Census taking a toll of enumerators

It is a searing thought, no doubt. However, the noble thought hinges on the underpinning of ‘motivation’ and that is a problem which the current census exercise across India has done little to address.
Ask any census enumerator among the 21 lakh-odd deployed in the house listing and census operations across India about his/her motivation to do this ‘noble national duty’ and the chances are he or she will blurt out a litany of complaints or problems.
It does not require a national survey to gauge the percentage of motivated enumerators who are required to carry out the onerous task of visiting households and recording data in some six lakh villages and over 7,700 towns across the country.

No volunteers
If any proof of their motivation, or lack of it is required, one may consider the beeline at the district and state secretariats since the onset of census operations from April for getting the census duty scrapped. Shirkers certainly outnumber the volunteers.
The crux of the issue lies in the fact that census duty is assigned and is seldom the result of a government employee’s voluntary wish. The government employee is given no choice while being roped in for this work. The Census Act, 1948, provides the statutory backing to empower census directors in states to ask local authorities to make available staff for carrying out the demographic exercise. The provision for penal action against anybody refusing or neglecting to perform the census duty is routinely quoted to get the reluctant government employees fall in line.

Census operation has been kick started in the midst of heat and dust of Indian summer. Temperatures often hover above 40 degree celsius in many states during April, May and June. Enumerators have to trudge great distances, especially in villages, in searing heat to cover households. A comprehensive house listing form spread over 35 columns and National Population Register (NPR) form containing personal details of family members are required to be filled up by the enumerators. This may take anywhere between 15 to 45 minutes depending on the size of the family in a household.

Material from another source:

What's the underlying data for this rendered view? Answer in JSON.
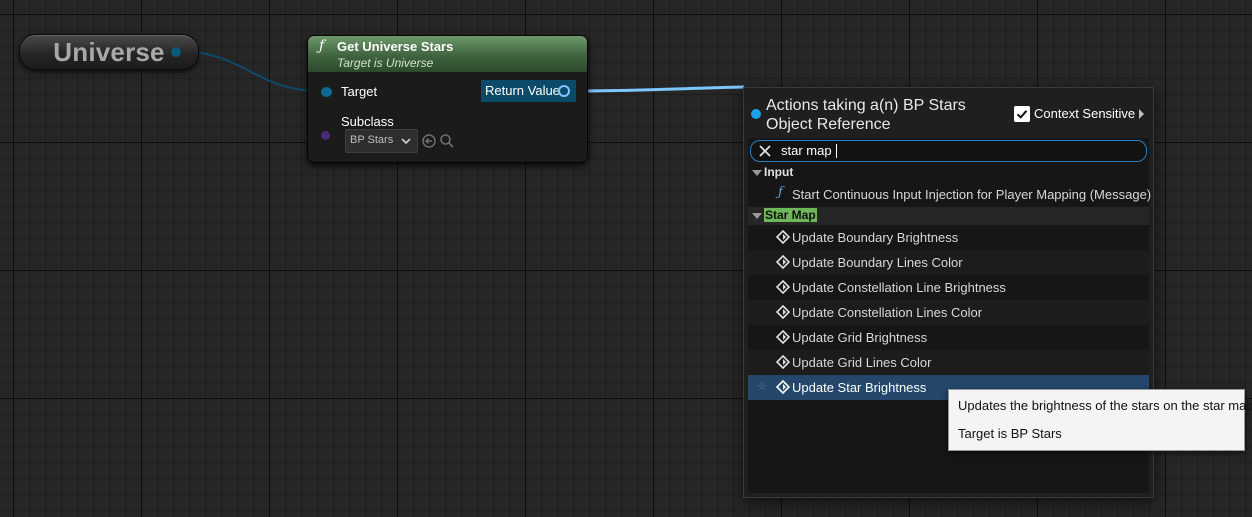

The complexity of the forms often stumps the enumerators. For example, consider the situation of a husband and three wives living in same household, here the number of married couples to be enumerated are three. However, if a household has one wife and three husbands, only one couple would be recorded as residing in that household. The census directorate’s FAQ section for enumerators describes that nuclei can be formed by one wife in this case. The live-in couples are to be considered as couples if they say so. In the house listing form, there is provision for listing of two-wheelers and car but three wheelers and four wheelers like tractors, tempo and auto rickshaw are not to be considered as vehicle ownership. Then, the enumerators have to record the material used in floors, ceilings and walls of buildings, availability and types of latrines and kitchens, drinking water, power, etc.

Often enumerators encounter hostile hosts who refuse to cooperate with them despite persuasion. Even among the educated, awareness levels about census and its benefits are low and enumerators are often shooed away as ubiquitous door-to-door salesmen. Women enumerators are not provided any security as they have to visit households in late evenings because that is the time when office goers in urban areas are likely to be home. It is not uncommon to see husbands or male relatives of the women enumerators having to accompany them when they visit households.